We had an idea to visualize the pyramid with pictures of examples next to it. I thought about burgers and how they have bread, meat, and sauce. I tried a few ideas and decided that meat is too specific. I replaced “meat” with “ingredients,” as it presents psychological needs better.
Here’s what we ended up with
- Know your user = Bread (basic needs)
- Clarity + Consistency & Efficiency= Ingredients (psychological needs)
- Aesthetics = Sauce (self-fulfillment needs)
I created a diagram with the goal of helping the rest of our team understand the principles and help them visualize the importance of each one.
Know your users
- Understand user needs. You can’t deliver the right solution if you don’t understand user needs. Conduct user interviews to get to know your users.
- Show empathy by adapting to user needs. Be aware of user needs and actual behavior. Manage your user’s expectations and understand that you are not your user.
- Clarity is all about the relationships between elements. Consider the relationships between items on the page, and structure the page based on importance.
- Create structure and hierarchy. Provide timely feedback that engenders confidence in the system. Users should know the consequence of each action they take.
“You can’t deliver the right solution if you don’t understand user needs.”
- Consistent interfaces. Allow users to develop usage patterns. Use standard controls and gestures consistently so that they behave the way people expect.
- Consistent language. Use the same term when referring to a particular action or object, and communication pieces to avoid confusion.
- Consistent use of established patterns. Users look for patterns they already know to shorten the learning curve and understand new experiences across programs.
- User experience is seamless. It works across various screen sizes, platforms, and products. Efficiency matters when people are likely to use the app a lot and they are prepared to spend time learning it.
- Efficient systems respect your time. Efficiency reflects the drive to get users to their goal by designing the shortest amount of time/number of clicks on task.
- Leverage technology to drive efficiency. Use technology to adapt to existing behavior instead of making users adapt to computers.
- First impressions matter. A system that looks beautiful can further engender confidence and trust in the system
- Aesthetics is a quality that people recognize, want, and need. It’s seen in design and in life, and it makes the use of that interface enjoyable.
- Delightful. Your customers will look forward to using your product when it’s pleasant to use.
Recently I listened to a podcast by Julie Zhuo, Facebook’s VP of Product Design. She talked about how crucial is it for a startup to establish a clear set of design principles early on. Her insights boost my confidence believing our principles will make our products better.
“A lot of the purpose of having design principles is to really align people around what matters.
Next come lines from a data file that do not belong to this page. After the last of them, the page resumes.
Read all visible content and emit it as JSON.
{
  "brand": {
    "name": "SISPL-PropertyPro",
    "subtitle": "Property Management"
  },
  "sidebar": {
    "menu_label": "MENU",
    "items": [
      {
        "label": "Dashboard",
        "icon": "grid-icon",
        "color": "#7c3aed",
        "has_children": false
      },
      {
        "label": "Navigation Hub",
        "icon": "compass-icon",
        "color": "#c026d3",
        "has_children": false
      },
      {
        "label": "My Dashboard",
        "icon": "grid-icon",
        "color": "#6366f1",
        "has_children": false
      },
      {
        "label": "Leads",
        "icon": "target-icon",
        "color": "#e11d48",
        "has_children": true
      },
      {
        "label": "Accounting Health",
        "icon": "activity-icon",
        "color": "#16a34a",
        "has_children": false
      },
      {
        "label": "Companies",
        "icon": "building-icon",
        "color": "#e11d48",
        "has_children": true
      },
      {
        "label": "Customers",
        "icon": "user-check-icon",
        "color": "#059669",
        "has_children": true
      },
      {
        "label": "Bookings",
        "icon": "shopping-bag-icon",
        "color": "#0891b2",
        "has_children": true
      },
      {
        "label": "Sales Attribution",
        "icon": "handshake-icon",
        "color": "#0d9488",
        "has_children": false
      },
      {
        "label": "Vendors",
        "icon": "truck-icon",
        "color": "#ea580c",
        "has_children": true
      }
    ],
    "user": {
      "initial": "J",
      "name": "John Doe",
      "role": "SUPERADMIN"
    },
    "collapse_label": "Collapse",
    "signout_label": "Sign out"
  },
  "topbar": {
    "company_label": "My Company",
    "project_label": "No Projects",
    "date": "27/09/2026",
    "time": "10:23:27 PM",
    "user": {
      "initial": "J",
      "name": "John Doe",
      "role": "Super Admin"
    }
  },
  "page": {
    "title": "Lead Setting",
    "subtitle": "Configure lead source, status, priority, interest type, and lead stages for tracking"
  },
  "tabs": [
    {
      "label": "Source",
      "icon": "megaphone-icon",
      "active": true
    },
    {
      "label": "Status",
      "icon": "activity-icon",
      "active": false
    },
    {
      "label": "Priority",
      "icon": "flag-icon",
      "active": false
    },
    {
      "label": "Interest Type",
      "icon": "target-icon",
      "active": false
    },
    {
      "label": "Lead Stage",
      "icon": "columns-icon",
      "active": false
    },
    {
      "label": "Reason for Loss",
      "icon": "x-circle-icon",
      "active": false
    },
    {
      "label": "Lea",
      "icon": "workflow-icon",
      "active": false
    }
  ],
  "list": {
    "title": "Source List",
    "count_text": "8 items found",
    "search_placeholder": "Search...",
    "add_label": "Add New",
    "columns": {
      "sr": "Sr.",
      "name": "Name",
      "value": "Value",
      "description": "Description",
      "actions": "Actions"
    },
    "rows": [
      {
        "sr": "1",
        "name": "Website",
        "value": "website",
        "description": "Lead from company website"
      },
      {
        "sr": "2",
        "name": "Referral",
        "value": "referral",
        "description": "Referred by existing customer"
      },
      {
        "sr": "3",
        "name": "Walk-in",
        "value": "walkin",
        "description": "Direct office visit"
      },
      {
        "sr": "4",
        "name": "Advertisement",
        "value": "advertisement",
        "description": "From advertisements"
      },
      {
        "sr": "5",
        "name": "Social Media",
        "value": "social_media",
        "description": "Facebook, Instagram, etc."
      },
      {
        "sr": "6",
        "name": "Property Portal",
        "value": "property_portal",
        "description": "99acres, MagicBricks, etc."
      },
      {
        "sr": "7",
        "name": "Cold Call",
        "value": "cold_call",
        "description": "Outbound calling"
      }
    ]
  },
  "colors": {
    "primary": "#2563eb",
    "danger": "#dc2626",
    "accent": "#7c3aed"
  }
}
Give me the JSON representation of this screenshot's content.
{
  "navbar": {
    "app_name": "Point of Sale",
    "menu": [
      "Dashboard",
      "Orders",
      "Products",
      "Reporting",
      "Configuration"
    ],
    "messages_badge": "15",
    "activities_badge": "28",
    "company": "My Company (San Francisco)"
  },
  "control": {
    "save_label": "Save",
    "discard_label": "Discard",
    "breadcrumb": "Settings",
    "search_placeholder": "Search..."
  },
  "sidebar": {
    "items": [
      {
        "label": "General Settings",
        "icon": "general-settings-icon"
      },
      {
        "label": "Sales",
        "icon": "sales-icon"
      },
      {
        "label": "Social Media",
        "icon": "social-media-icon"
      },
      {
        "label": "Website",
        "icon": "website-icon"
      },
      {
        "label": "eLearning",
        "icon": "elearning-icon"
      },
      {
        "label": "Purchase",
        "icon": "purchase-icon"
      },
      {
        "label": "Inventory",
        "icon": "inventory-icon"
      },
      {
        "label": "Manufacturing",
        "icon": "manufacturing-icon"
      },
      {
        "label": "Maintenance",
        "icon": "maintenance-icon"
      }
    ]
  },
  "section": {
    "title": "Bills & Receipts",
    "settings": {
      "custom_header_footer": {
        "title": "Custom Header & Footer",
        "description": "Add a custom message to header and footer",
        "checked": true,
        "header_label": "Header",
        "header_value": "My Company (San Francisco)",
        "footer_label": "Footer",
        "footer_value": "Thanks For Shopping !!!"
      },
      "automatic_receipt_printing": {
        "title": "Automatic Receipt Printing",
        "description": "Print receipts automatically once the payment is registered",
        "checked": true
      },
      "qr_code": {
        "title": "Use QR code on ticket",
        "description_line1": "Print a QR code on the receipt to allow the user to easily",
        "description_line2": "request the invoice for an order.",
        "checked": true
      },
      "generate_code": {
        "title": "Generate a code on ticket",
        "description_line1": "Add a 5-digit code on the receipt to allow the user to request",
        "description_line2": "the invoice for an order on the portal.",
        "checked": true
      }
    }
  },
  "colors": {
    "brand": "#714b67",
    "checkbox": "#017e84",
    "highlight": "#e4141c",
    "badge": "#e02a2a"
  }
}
A good set of principles encodes that so everyone can have this shared sense of what’s important for us and what’s true to us. When new people join or when your company’s scaling, then it becomes easier for them to understand those things that are so unique and so important about the way that you do things and what you value.
We care about simplicity, and we care about people. When push comes to shove and you have to make a trade off, how are you, in those moments, as a team or a company going to prioritize? What are you going to care about the most?” –Julie Zhuo
(Listen to the full podcast here.)
“Users should know the consequence of each action they take.”
Design principles might not work for every company. For us, it’s helpful to have a set of principles that the whole team agrees on. We need principles that force clarity and reduce ambiguity.
This article was originally published on Medium.
by Jessie Chen
Jessie Chen currently works at <a href="http://zaplabs.com/">ZapLabs</a>, where she designs a CRM for real estate professionals. She enjoys gathering user feedback through user testing, and iterating on design ideas to solve usability issues. In her spare time, she shares ideas on <a href="https://medium.com/@lovejessiecat">Medium</a> about how design impacts businesses.